+++ Data +++
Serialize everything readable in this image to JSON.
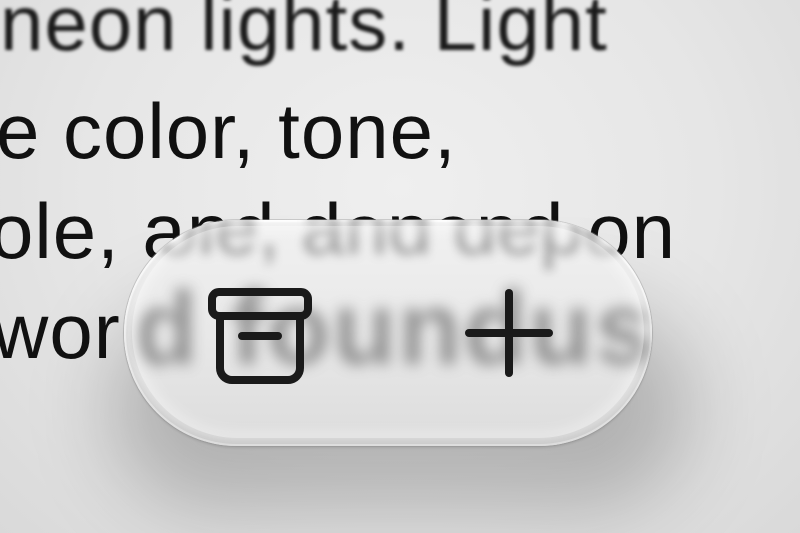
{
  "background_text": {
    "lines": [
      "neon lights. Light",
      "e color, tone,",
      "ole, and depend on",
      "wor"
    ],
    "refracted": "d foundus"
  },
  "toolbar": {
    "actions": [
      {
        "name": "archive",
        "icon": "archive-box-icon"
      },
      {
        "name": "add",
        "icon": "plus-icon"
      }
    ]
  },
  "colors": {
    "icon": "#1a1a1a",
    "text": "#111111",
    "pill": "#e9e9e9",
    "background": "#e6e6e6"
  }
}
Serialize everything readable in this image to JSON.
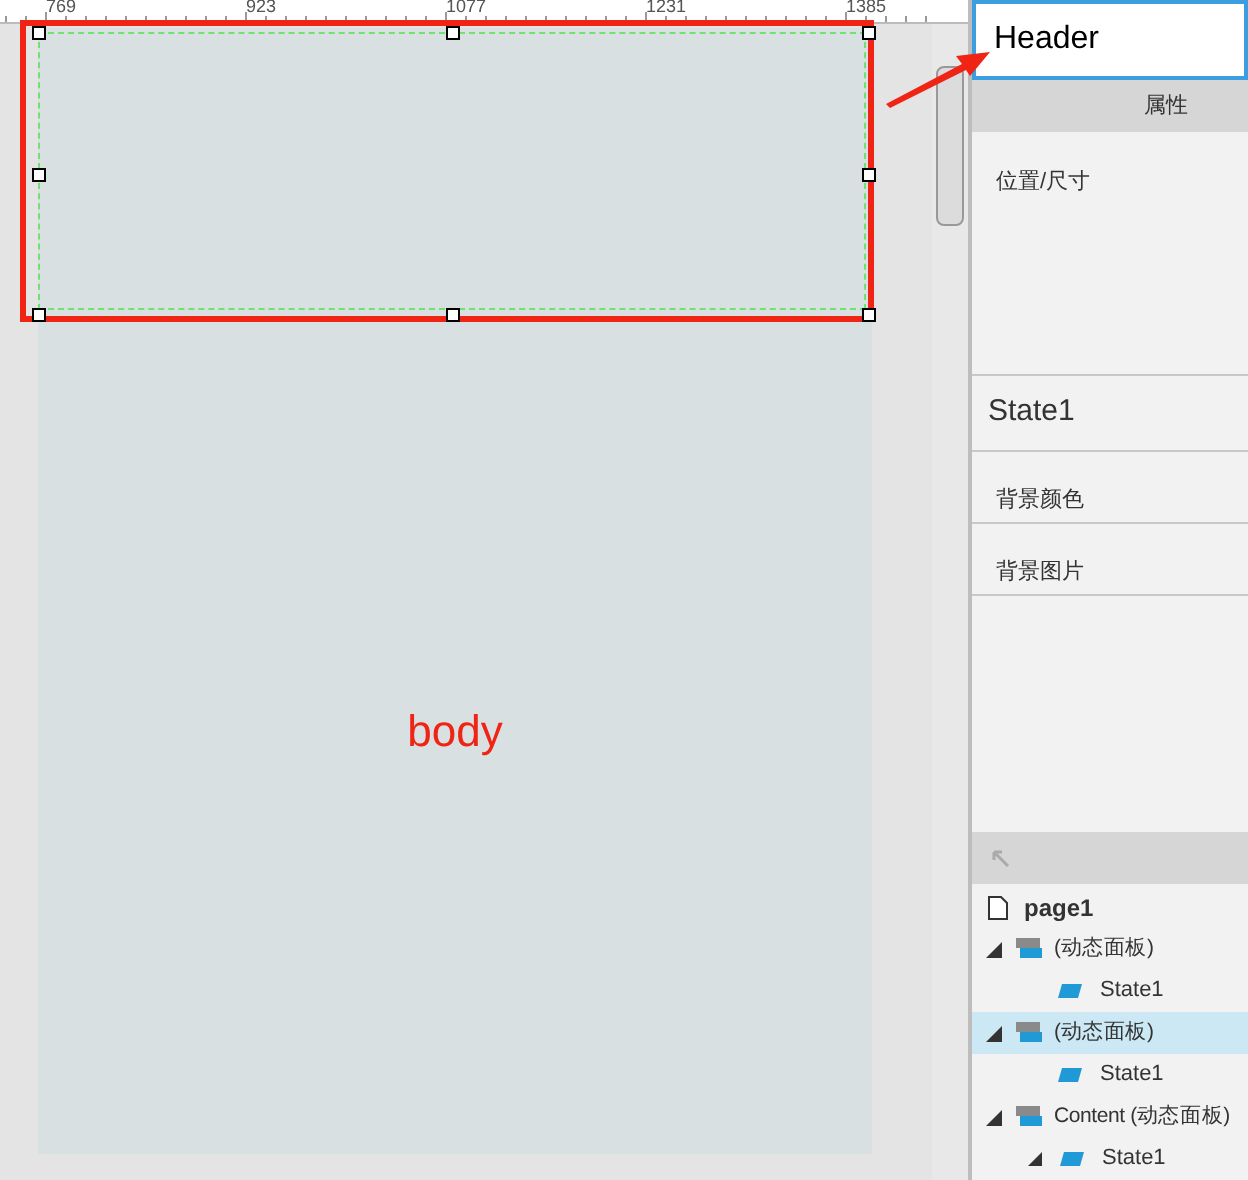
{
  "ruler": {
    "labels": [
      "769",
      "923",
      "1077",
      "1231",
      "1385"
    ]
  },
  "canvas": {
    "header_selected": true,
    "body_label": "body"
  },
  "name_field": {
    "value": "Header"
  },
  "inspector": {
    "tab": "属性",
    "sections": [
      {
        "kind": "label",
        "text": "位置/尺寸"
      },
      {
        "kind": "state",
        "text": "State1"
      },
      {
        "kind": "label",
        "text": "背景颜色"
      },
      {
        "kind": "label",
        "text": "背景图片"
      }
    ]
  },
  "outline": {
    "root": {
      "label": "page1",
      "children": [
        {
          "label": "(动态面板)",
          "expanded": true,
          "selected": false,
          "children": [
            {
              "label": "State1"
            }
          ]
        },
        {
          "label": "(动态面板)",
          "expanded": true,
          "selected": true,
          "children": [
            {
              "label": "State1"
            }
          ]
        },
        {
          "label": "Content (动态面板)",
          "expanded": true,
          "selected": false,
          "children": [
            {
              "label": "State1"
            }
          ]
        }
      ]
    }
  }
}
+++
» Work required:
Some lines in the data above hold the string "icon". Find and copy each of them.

» Response to the exercise:
        "icon": "archive-box-icon"
        "icon": "plus-icon"
    "icon": "#1a1a1a",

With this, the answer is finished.